1. When storms hang o'er the Christian's head,
He flies unto his God;
And, under His refreshing shade,
Finds a secure abode.
2. When foes without and lusts within
Seek to disturb his peace;
To God he makes his sorrows known,
And strait his sorrows cease.
3. When winds of strong temptation blow,
And floods of trouble roll,
God is the help, and refuge too
Of his distressed soul.
4. But when tremendous terrors seize,
Where will the sinner fly?
He feels a thousand agonies,
And no deliverer nigh! B. B.
John Ash and Caleb Evans, A collection of hymns adapted to public worship, 1769, Hymn 306
|First Line:||When storms hang o'er the Christian's head|
|Title:||What will ye do in the day of visitation?|
|Author:||Benjamin Beddome (1769)|
|Source:||Appeared posthumously in Hymns Adapted to Public Worship (London: Burton and Briggs,1818); A Collection of Hymns Adapted to Public Worship by John Ash and Caleb Evans (Bristol, England: 1769)|

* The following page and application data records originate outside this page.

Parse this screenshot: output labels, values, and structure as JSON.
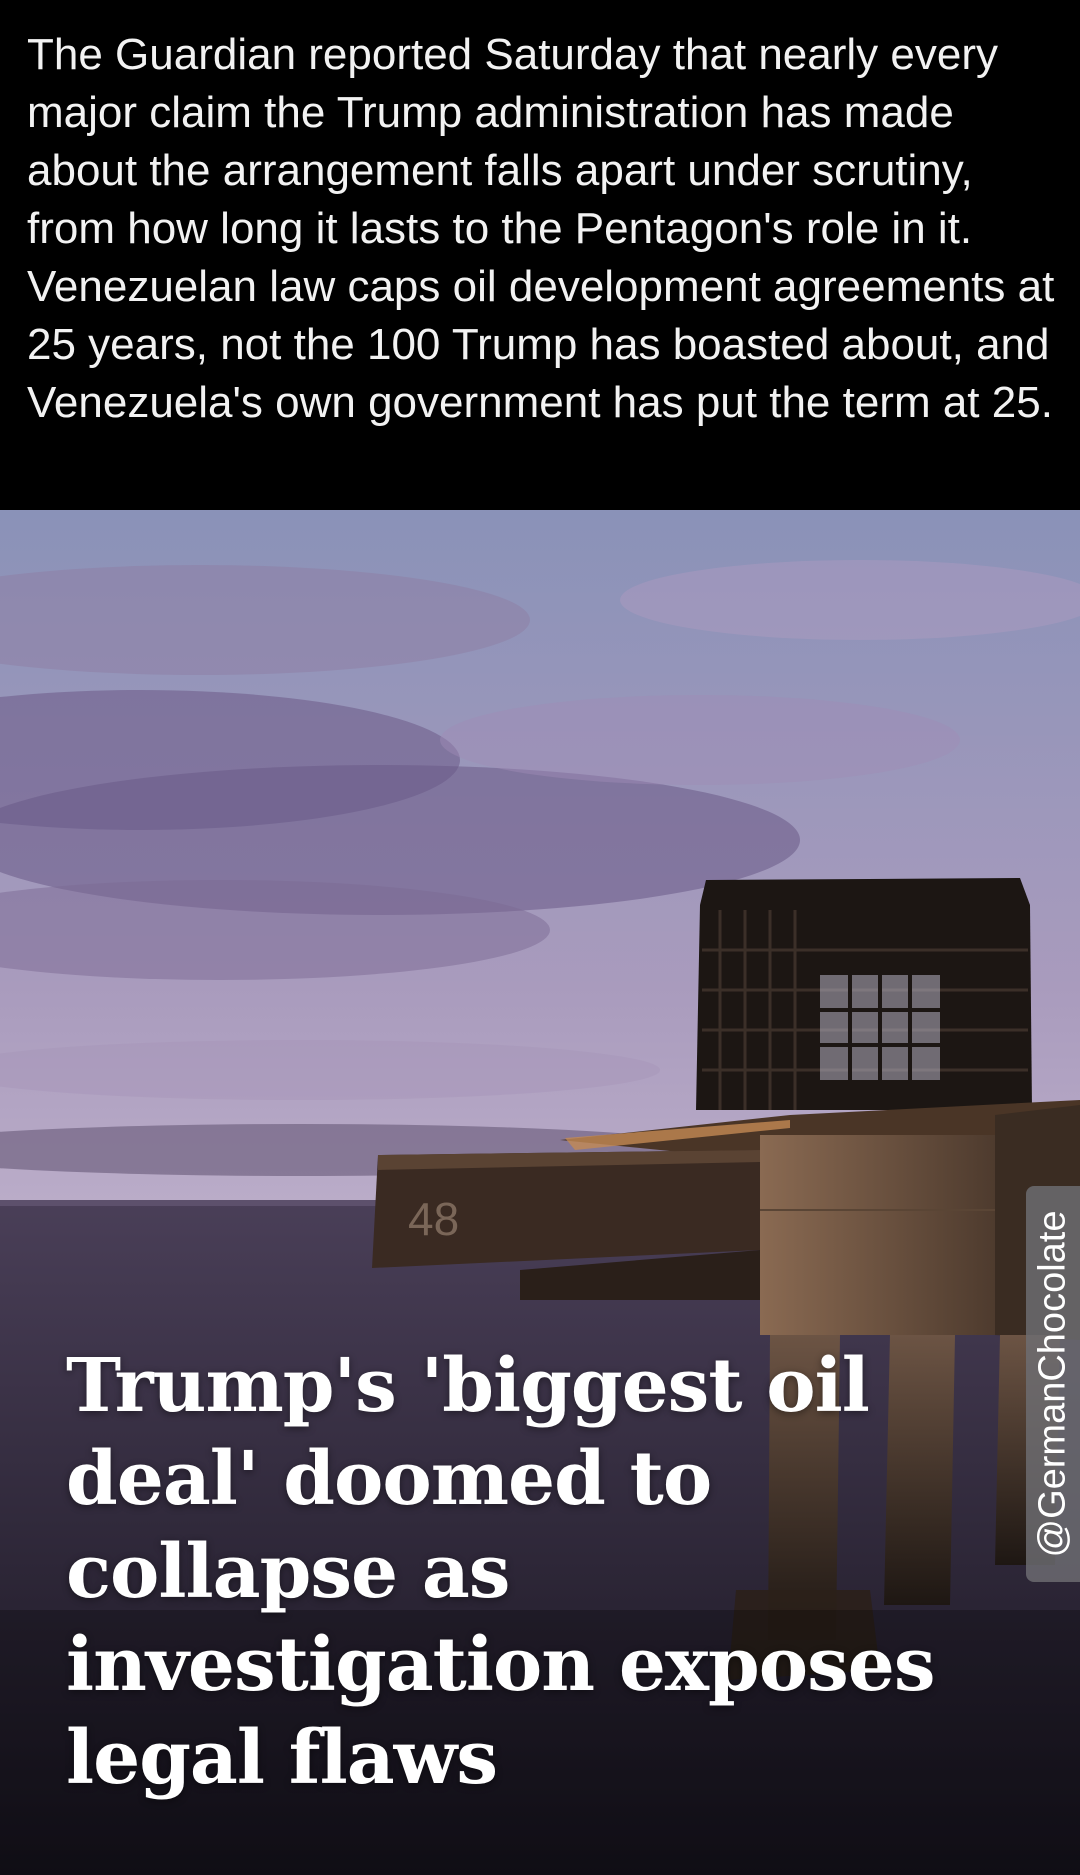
{
  "caption": {
    "text": "The Guardian reported Saturday that nearly every major claim the Trump administration has made about the arrangement falls apart under scrutiny, from how long it lasts to the Pentagon's role in it. Venezuelan law caps oil development agreements at 25 years, not the 100 Trump has boasted about, and Venezuela's own government has put the term at 25."
  },
  "watermark": {
    "text": "@GermanChocolate"
  },
  "photo": {
    "sign_number": "48",
    "colors": {
      "sky_top": "#7f86ab",
      "sky_mid": "#b7a6c4",
      "cloud": "#6a5a84",
      "water": "#2b2535",
      "platform": "#3a2c22",
      "concrete": "#6b5443"
    }
  },
  "headline": {
    "text": "Trump's 'biggest oil deal' doomed to collapse as investigation exposes legal flaws"
  }
}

First published as "When storms hang o'er the Christian's head" in John Ash and Caleb Evans, A collection of hymns adapted to public worship, 1769, Hymn 306, four stanzas, C. M., attributed to Benjamin Beddome. In Beddome's Hymns of 1818, posthumously taken from Beddome's manuscripts, it appears as "When storms hang o'er my head", in two eight-line stanzas of meter 66. 84. D.